Local halts dig for frogs' considerationBy Christine Morente
A wetland oasis was mostly weed-whacked away, to Linda Salmon's dismay.
Her passion to save a waterway in the Crocker Park Industrial area almost got her arrested Wednesday when she screamed at a contractor, and tried to prevent workers from doing their job.
She stood her ground when Public Works Director Randy Breault showed up.
He called the police, and told her she had no right to stop the regularly scheduled maintenance project.
Salmon was not arrested but, despite her efforts, she saved less than one-third of the wetlands.
"It was total and complete wanton destruction," said the Brisbane resident, who took her 12-year-old grandson to the site to show him adult Pacific Chorus Frogs. "This is a living organism the crew just attacked."
City Manager Clay Holstine relented and said maintenance will be delayed until October.
He plans to meet with San Bruno Mountain Watch to come up with a schedule and a maintenance program that considers environmental and biodiversity issues.
Holstine said the area is cleared once per year to prevent flooding.
Jim McKissock of Earthcare said the site is a creek and is rich in rare botanicals that no longer exist anywhere else.
According to Salmon, fresh water from San Bruno Mountain feeds the creek home to Pacific Chorus Frogs.
Diminutive in size - but blessed with a booming croak - the amphibian is low in the food chain, but is sustenance for the Red-Legged Frog and the San Francisco Garter Snake. Both are endangered species.
Breault disputes McKissock's and Salmon's opinions that the site is a creek.
"It's a V-ditch," Breault said, referring to a drainage channel. He said the water is from an adjacent building's sub-drain that discharges into the waterway.

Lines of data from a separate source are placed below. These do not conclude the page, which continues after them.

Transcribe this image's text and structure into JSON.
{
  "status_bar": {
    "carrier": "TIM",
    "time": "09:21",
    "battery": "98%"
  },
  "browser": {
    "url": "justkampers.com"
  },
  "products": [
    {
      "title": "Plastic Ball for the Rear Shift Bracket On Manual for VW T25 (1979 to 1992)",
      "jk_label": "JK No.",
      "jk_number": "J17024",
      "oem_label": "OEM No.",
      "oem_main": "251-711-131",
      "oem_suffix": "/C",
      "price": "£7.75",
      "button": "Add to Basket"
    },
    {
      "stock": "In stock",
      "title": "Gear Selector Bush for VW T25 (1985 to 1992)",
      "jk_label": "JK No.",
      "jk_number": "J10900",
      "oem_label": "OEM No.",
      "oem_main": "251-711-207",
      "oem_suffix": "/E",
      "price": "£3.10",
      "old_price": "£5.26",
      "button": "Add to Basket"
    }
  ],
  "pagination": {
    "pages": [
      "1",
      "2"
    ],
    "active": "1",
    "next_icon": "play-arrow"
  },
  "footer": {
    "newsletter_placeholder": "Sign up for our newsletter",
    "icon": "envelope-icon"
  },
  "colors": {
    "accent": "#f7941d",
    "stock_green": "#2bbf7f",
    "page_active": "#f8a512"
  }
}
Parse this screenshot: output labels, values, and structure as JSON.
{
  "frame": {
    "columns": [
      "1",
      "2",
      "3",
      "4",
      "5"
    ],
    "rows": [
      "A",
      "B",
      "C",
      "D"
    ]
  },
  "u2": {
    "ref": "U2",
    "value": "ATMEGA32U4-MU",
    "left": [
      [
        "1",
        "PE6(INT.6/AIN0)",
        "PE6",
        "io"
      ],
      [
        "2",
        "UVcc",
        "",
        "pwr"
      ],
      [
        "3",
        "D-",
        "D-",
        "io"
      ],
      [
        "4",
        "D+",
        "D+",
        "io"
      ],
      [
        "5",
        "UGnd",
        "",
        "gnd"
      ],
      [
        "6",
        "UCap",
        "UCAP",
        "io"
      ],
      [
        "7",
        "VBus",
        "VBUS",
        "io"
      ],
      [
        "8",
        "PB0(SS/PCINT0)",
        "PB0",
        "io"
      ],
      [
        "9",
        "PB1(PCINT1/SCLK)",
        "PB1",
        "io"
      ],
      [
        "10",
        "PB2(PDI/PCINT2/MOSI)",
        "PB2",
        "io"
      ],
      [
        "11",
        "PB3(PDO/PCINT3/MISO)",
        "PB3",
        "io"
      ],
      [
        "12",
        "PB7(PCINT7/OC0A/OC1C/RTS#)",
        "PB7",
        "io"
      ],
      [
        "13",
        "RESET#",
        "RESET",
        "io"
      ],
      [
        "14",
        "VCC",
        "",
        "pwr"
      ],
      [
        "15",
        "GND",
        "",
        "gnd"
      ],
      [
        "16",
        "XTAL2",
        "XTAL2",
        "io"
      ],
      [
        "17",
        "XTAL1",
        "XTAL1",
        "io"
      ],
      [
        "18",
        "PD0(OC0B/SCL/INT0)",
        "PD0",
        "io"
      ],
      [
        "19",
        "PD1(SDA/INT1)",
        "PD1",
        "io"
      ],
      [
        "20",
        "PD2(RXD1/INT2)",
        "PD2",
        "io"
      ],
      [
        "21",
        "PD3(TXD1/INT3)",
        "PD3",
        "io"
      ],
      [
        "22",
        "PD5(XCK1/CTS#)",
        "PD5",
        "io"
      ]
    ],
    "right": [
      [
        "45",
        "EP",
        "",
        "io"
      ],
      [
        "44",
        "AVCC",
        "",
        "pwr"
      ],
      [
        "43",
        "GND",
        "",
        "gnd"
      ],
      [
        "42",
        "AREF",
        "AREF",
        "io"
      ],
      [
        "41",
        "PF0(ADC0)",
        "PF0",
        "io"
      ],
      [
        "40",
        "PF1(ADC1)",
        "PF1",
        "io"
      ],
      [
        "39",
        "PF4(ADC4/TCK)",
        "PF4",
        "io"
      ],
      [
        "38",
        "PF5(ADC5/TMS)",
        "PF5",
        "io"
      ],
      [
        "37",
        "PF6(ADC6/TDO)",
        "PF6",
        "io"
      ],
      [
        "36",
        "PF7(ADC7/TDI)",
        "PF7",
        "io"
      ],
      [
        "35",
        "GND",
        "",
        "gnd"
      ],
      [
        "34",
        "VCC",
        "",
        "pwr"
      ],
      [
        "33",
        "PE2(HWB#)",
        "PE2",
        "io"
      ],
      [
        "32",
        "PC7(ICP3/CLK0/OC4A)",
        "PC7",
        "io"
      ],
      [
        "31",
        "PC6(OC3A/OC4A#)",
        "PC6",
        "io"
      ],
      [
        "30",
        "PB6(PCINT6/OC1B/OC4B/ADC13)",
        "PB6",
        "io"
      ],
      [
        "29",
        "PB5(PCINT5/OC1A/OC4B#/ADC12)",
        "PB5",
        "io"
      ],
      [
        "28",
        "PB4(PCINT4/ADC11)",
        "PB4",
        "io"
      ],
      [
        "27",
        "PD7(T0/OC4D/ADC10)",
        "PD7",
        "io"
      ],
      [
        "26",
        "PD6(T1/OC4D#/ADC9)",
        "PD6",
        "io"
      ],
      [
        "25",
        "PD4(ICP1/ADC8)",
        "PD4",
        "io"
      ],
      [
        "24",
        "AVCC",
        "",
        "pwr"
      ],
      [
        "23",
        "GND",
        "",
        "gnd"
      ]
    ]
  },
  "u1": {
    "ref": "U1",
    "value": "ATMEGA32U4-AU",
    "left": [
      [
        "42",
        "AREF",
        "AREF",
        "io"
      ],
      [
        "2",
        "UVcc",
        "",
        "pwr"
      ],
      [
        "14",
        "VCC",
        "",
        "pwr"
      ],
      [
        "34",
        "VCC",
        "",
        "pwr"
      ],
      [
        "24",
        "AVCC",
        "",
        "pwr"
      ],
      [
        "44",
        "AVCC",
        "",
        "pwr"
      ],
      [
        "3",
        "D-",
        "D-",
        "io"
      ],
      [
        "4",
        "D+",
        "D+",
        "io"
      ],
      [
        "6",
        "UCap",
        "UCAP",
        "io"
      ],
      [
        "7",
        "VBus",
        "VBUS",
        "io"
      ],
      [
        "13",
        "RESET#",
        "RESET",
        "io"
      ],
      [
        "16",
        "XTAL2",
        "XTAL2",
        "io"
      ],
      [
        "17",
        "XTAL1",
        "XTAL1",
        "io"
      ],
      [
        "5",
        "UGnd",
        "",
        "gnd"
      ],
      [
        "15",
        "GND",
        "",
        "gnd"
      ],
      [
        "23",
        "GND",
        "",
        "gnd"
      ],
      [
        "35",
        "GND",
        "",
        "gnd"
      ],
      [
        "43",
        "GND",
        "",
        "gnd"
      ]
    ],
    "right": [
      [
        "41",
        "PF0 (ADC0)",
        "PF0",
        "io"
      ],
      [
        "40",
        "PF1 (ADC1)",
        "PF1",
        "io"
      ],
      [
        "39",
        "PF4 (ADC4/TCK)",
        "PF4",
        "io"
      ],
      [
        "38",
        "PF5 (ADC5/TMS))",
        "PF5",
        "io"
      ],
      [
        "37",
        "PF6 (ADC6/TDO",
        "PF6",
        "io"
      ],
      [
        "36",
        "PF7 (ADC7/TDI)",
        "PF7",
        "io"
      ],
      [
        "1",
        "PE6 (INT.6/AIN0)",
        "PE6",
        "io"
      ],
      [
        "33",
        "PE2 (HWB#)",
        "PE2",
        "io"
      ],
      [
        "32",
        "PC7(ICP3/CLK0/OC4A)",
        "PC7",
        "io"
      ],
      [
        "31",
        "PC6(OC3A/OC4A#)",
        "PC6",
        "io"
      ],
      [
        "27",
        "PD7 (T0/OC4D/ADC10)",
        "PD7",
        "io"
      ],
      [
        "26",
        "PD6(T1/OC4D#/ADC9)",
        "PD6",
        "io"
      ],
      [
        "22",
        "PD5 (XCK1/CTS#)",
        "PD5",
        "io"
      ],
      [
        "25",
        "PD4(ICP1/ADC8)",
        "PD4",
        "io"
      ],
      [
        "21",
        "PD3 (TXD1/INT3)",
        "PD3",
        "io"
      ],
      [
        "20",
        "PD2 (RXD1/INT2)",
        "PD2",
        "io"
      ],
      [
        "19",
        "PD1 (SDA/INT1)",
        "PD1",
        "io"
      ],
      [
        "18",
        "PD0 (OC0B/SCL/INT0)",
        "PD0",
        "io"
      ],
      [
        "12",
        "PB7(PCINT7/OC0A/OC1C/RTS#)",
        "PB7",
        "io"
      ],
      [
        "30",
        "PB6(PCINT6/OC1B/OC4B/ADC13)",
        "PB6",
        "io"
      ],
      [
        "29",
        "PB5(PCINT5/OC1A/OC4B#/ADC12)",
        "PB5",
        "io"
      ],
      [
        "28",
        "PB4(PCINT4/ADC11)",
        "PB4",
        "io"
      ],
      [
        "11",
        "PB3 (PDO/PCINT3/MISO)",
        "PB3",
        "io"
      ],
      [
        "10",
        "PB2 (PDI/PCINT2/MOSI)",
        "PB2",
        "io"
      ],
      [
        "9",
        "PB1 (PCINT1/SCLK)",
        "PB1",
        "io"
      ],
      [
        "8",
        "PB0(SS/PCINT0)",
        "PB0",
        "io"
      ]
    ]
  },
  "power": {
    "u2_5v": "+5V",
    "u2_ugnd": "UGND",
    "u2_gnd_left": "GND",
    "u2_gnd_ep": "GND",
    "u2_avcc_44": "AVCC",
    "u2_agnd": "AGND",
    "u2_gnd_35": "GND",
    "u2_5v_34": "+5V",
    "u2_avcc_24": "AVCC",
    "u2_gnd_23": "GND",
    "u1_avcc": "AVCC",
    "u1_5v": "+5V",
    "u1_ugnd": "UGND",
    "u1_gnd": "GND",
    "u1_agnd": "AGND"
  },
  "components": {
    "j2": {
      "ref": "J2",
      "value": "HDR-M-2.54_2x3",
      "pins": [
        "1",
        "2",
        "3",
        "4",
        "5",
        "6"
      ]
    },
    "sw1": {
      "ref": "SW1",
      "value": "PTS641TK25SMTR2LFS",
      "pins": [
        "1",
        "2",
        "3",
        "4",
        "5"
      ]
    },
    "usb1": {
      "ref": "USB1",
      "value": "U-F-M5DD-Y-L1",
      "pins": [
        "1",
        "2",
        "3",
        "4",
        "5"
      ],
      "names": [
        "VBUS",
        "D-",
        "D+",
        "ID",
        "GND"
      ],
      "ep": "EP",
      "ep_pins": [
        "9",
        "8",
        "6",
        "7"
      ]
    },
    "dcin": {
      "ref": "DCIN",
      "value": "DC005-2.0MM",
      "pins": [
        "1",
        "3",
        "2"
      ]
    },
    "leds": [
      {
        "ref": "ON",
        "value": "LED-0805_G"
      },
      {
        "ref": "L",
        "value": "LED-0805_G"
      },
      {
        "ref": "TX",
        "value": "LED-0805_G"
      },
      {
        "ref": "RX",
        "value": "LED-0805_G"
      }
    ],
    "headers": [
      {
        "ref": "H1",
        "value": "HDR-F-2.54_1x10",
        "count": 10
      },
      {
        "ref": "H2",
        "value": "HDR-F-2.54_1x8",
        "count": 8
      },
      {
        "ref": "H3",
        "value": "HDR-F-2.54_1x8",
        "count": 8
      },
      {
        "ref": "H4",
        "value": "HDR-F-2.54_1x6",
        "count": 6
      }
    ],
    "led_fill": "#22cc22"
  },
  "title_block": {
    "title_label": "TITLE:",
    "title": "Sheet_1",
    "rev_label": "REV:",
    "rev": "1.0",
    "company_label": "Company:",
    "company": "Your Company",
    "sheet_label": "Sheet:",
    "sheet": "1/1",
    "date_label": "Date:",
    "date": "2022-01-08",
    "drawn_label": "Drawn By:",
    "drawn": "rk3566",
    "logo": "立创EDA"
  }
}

McKissock said the only way the area can thrive is for the city to have a stewardship program where a handful of people can carefully maintain the spot throughout the year.
"By cutting it all down, you sterilize the creek," McKissock said. "You definitely kill the frogs. They don't have bugs to eat, no cover and where do they go?"
On Thursday, Breault consulted two environmental firms to come up with plans for the area.
One might include manually removing plants but leaving enough behind so the species have things to live off of, he said.
"That's a win-win," Breault said. "I'm not opposed to frogs. There are cute little green and brown frogs, and it's pleasant there, but we have to find some balance so the adjoining building doesn't flood."
Copyright ©2008 San Mateo County Times. Published 08/01/2008.